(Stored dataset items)
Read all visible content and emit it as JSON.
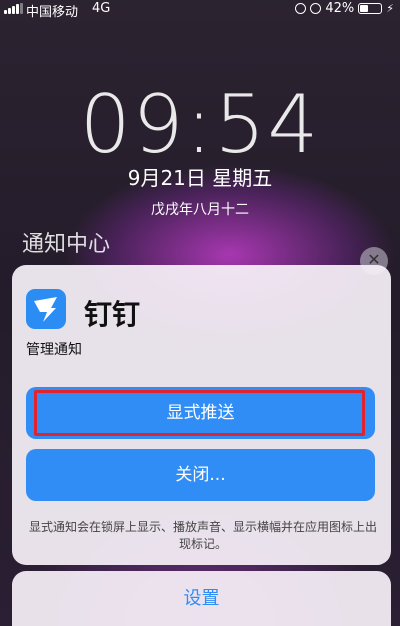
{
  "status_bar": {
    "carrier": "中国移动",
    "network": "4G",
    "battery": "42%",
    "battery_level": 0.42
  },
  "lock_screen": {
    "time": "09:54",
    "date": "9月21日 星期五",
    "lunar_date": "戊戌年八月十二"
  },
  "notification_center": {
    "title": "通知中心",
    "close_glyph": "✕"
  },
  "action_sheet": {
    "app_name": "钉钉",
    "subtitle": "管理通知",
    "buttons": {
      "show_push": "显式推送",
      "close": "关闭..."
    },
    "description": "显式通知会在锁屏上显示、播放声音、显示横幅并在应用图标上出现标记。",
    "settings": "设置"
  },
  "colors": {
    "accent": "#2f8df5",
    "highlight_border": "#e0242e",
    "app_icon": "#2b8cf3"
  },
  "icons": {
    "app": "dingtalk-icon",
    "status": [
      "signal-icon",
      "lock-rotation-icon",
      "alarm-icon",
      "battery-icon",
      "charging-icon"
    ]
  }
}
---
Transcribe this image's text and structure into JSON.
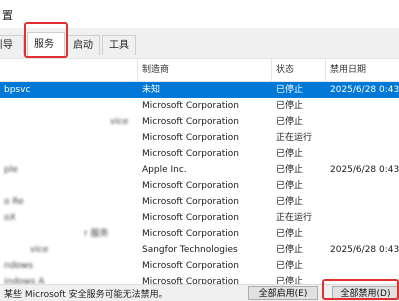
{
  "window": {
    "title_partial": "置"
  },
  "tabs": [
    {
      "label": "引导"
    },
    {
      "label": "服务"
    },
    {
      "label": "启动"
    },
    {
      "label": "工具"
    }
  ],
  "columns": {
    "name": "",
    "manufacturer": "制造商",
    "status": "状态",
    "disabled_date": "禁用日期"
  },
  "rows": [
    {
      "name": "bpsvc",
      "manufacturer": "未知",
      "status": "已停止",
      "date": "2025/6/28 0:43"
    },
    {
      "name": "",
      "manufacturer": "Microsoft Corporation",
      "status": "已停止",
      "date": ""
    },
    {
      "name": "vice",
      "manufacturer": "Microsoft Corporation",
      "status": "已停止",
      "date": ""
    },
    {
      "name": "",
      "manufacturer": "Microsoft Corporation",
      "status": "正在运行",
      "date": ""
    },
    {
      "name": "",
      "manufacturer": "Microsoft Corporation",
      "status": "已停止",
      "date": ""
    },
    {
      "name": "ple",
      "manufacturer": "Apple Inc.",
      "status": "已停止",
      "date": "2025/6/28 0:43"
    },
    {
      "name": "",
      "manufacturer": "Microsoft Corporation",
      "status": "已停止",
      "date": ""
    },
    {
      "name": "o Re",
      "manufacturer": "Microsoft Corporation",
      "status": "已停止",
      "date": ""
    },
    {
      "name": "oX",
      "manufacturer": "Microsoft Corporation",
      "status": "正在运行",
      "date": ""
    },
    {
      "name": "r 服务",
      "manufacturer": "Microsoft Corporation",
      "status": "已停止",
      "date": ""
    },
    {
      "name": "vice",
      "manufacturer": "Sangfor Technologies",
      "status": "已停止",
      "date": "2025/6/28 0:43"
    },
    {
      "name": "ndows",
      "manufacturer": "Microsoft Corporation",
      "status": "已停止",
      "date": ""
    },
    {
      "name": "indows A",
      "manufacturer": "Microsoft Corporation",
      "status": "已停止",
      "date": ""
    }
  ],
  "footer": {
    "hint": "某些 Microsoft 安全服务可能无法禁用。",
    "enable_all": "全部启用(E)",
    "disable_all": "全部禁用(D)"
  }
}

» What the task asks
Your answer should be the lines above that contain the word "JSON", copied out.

» Output below
Read all visible content and emit it as JSON.
Transcribe this image's text and structure into JSON.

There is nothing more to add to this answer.